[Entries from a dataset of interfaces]
------
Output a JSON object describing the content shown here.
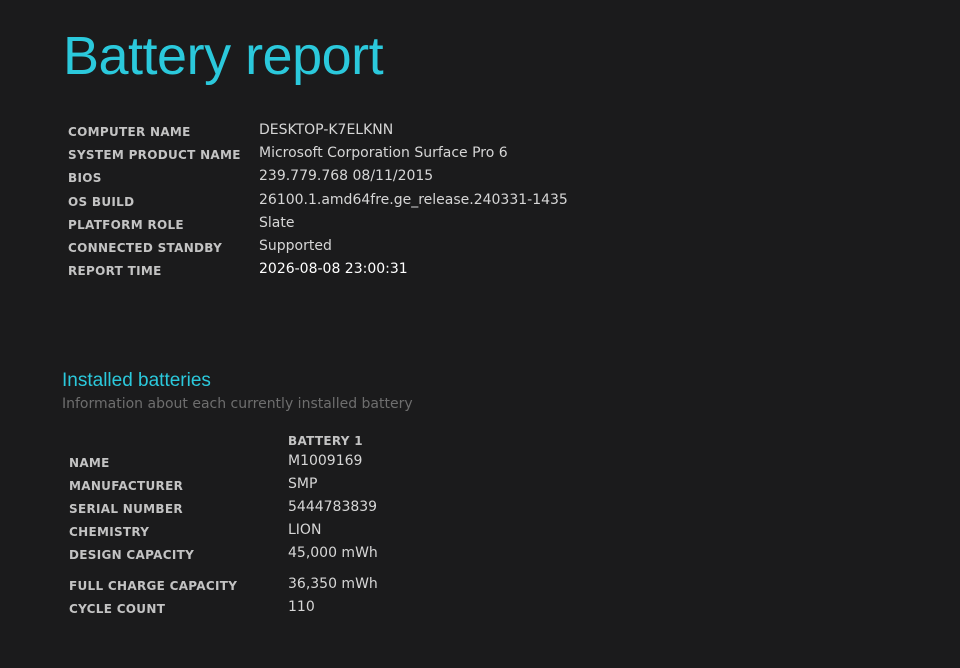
{
  "title": "Battery report",
  "system_info": [
    {
      "label": "COMPUTER NAME",
      "value": "DESKTOP-K7ELKNN"
    },
    {
      "label": "SYSTEM PRODUCT NAME",
      "value": "Microsoft Corporation Surface Pro 6"
    },
    {
      "label": "BIOS",
      "value": "239.779.768 08/11/2015"
    },
    {
      "label": "OS BUILD",
      "value": "26100.1.amd64fre.ge_release.240331-1435"
    },
    {
      "label": "PLATFORM ROLE",
      "value": "Slate"
    },
    {
      "label": "CONNECTED STANDBY",
      "value": "Supported"
    },
    {
      "label": "REPORT TIME",
      "value": "2026-08-08  23:00:31"
    }
  ],
  "installed_batteries": {
    "title": "Installed batteries",
    "subtitle": "Information about each currently installed battery",
    "column_header": "BATTERY 1",
    "rows": [
      {
        "label": "NAME",
        "value": "M1009169"
      },
      {
        "label": "MANUFACTURER",
        "value": "SMP"
      },
      {
        "label": "SERIAL NUMBER",
        "value": "5444783839"
      },
      {
        "label": "CHEMISTRY",
        "value": "LION"
      },
      {
        "label": "DESIGN CAPACITY",
        "value": "45,000 mWh"
      },
      {
        "label": "FULL CHARGE CAPACITY",
        "value": "36,350 mWh"
      },
      {
        "label": "CYCLE COUNT",
        "value": "110"
      }
    ]
  },
  "colors": {
    "background": "#1b1b1c",
    "accent": "#2bc9dc",
    "label": "#c3c3c3",
    "value": "#d6d6d6",
    "muted": "#6e6e6e"
  }
}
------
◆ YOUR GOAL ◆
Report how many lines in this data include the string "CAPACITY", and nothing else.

◆ ANSWER SPACE ◆
2